» **ASSIGNMENT**
With the images set aside, retype every record below character for character.

*** Opening GIVEN RECORDS ***

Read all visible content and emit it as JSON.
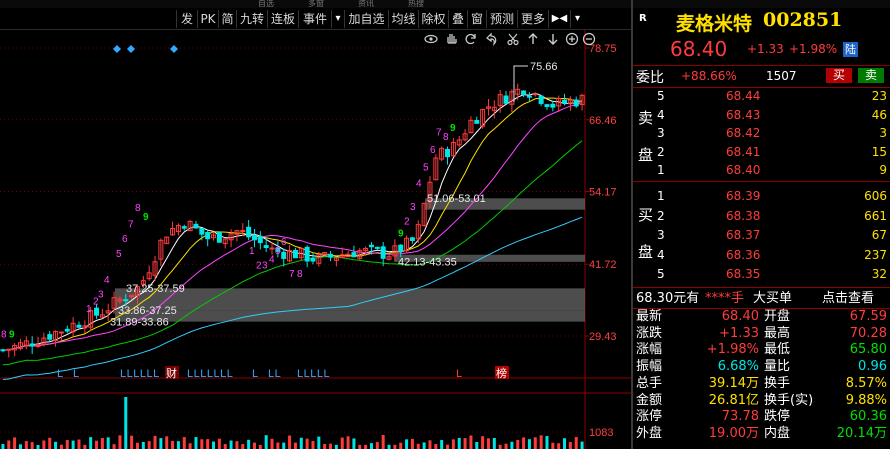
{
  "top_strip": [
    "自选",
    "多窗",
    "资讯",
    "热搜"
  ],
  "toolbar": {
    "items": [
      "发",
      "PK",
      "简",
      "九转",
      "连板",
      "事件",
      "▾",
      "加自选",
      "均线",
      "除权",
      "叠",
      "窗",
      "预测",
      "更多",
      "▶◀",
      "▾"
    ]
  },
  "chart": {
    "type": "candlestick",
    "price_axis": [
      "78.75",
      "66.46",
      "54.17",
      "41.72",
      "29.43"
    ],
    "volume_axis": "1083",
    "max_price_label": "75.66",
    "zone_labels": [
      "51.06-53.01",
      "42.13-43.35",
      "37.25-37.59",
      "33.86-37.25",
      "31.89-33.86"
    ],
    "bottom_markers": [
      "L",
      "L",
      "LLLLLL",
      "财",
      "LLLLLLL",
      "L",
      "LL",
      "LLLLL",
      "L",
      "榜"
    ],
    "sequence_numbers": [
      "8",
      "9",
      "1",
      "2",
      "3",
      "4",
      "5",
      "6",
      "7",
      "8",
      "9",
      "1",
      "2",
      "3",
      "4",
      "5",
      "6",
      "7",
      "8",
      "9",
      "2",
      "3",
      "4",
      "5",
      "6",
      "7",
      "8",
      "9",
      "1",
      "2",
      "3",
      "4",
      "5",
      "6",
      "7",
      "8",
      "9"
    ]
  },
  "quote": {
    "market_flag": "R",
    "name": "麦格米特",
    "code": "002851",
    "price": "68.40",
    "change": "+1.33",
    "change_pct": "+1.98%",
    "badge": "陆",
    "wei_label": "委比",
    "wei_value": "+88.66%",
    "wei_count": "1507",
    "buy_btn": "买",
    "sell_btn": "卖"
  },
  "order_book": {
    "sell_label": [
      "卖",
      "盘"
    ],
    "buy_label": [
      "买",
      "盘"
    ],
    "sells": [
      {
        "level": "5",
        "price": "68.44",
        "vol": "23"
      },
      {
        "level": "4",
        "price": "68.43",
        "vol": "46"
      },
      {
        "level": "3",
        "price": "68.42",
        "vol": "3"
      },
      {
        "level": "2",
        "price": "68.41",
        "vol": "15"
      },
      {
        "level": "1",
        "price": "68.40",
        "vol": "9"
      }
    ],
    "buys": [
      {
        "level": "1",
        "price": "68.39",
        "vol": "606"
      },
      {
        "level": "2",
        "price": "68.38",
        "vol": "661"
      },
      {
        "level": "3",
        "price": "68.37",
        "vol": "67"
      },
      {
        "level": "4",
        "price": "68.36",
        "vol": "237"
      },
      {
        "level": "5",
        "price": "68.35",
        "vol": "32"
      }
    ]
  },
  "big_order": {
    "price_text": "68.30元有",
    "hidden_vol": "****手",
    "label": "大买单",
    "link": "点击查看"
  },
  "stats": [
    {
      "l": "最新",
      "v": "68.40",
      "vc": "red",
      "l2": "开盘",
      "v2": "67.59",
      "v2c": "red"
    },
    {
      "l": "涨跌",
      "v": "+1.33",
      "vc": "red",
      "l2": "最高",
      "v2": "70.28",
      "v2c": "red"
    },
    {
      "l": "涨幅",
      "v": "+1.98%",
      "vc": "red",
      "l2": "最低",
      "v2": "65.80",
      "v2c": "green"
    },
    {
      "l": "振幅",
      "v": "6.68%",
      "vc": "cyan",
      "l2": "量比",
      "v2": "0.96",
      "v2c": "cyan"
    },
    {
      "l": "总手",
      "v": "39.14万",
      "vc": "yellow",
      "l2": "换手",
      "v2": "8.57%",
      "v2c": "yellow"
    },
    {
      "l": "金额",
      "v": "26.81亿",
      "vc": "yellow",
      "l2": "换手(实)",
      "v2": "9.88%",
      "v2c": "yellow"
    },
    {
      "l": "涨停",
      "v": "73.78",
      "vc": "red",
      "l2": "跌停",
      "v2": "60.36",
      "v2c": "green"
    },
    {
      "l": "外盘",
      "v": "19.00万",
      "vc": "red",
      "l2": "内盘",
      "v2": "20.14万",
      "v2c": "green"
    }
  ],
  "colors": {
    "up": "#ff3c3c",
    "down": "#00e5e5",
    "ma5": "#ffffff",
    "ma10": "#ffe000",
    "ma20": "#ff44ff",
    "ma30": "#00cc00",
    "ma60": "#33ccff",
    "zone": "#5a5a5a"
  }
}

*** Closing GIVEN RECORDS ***

» **YOUR SOLUTION**
Read all visible content and emit it as JSON.
{
  "top_strip": [
    "自选",
    "多窗",
    "资讯",
    "热搜"
  ],
  "toolbar": {
    "items": [
      "发",
      "PK",
      "简",
      "九转",
      "连板",
      "事件",
      "▾",
      "加自选",
      "均线",
      "除权",
      "叠",
      "窗",
      "预测",
      "更多",
      "▶◀",
      "▾"
    ]
  },
  "chart": {
    "type": "candlestick",
    "price_axis": [
      "78.75",
      "66.46",
      "54.17",
      "41.72",
      "29.43"
    ],
    "volume_axis": "1083",
    "max_price_label": "75.66",
    "zone_labels": [
      "51.06-53.01",
      "42.13-43.35",
      "37.25-37.59",
      "33.86-37.25",
      "31.89-33.86"
    ],
    "bottom_markers": [
      "L",
      "L",
      "LLLLLL",
      "财",
      "LLLLLLL",
      "L",
      "LL",
      "LLLLL",
      "L",
      "榜"
    ],
    "sequence_numbers": [
      "8",
      "9",
      "1",
      "2",
      "3",
      "4",
      "5",
      "6",
      "7",
      "8",
      "9",
      "1",
      "2",
      "3",
      "4",
      "5",
      "6",
      "7",
      "8",
      "9",
      "2",
      "3",
      "4",
      "5",
      "6",
      "7",
      "8",
      "9",
      "1",
      "2",
      "3",
      "4",
      "5",
      "6",
      "7",
      "8",
      "9"
    ]
  },
  "quote": {
    "market_flag": "R",
    "name": "麦格米特",
    "code": "002851",
    "price": "68.40",
    "change": "+1.33",
    "change_pct": "+1.98%",
    "badge": "陆",
    "wei_label": "委比",
    "wei_value": "+88.66%",
    "wei_count": "1507",
    "buy_btn": "买",
    "sell_btn": "卖"
  },
  "order_book": {
    "sell_label": [
      "卖",
      "盘"
    ],
    "buy_label": [
      "买",
      "盘"
    ],
    "sells": [
      {
        "level": "5",
        "price": "68.44",
        "vol": "23"
      },
      {
        "level": "4",
        "price": "68.43",
        "vol": "46"
      },
      {
        "level": "3",
        "price": "68.42",
        "vol": "3"
      },
      {
        "level": "2",
        "price": "68.41",
        "vol": "15"
      },
      {
        "level": "1",
        "price": "68.40",
        "vol": "9"
      }
    ],
    "buys": [
      {
        "level": "1",
        "price": "68.39",
        "vol": "606"
      },
      {
        "level": "2",
        "price": "68.38",
        "vol": "661"
      },
      {
        "level": "3",
        "price": "68.37",
        "vol": "67"
      },
      {
        "level": "4",
        "price": "68.36",
        "vol": "237"
      },
      {
        "level": "5",
        "price": "68.35",
        "vol": "32"
      }
    ]
  },
  "big_order": {
    "price_text": "68.30元有",
    "hidden_vol": "****手",
    "label": "大买单",
    "link": "点击查看"
  },
  "stats": [
    {
      "l": "最新",
      "v": "68.40",
      "vc": "red",
      "l2": "开盘",
      "v2": "67.59",
      "v2c": "red"
    },
    {
      "l": "涨跌",
      "v": "+1.33",
      "vc": "red",
      "l2": "最高",
      "v2": "70.28",
      "v2c": "red"
    },
    {
      "l": "涨幅",
      "v": "+1.98%",
      "vc": "red",
      "l2": "最低",
      "v2": "65.80",
      "v2c": "green"
    },
    {
      "l": "振幅",
      "v": "6.68%",
      "vc": "cyan",
      "l2": "量比",
      "v2": "0.96",
      "v2c": "cyan"
    },
    {
      "l": "总手",
      "v": "39.14万",
      "vc": "yellow",
      "l2": "换手",
      "v2": "8.57%",
      "v2c": "yellow"
    },
    {
      "l": "金额",
      "v": "26.81亿",
      "vc": "yellow",
      "l2": "换手(实)",
      "v2": "9.88%",
      "v2c": "yellow"
    },
    {
      "l": "涨停",
      "v": "73.78",
      "vc": "red",
      "l2": "跌停",
      "v2": "60.36",
      "v2c": "green"
    },
    {
      "l": "外盘",
      "v": "19.00万",
      "vc": "red",
      "l2": "内盘",
      "v2": "20.14万",
      "v2c": "green"
    }
  ],
  "colors": {
    "up": "#ff3c3c",
    "down": "#00e5e5",
    "ma5": "#ffffff",
    "ma10": "#ffe000",
    "ma20": "#ff44ff",
    "ma30": "#00cc00",
    "ma60": "#33ccff",
    "zone": "#5a5a5a"
  }
}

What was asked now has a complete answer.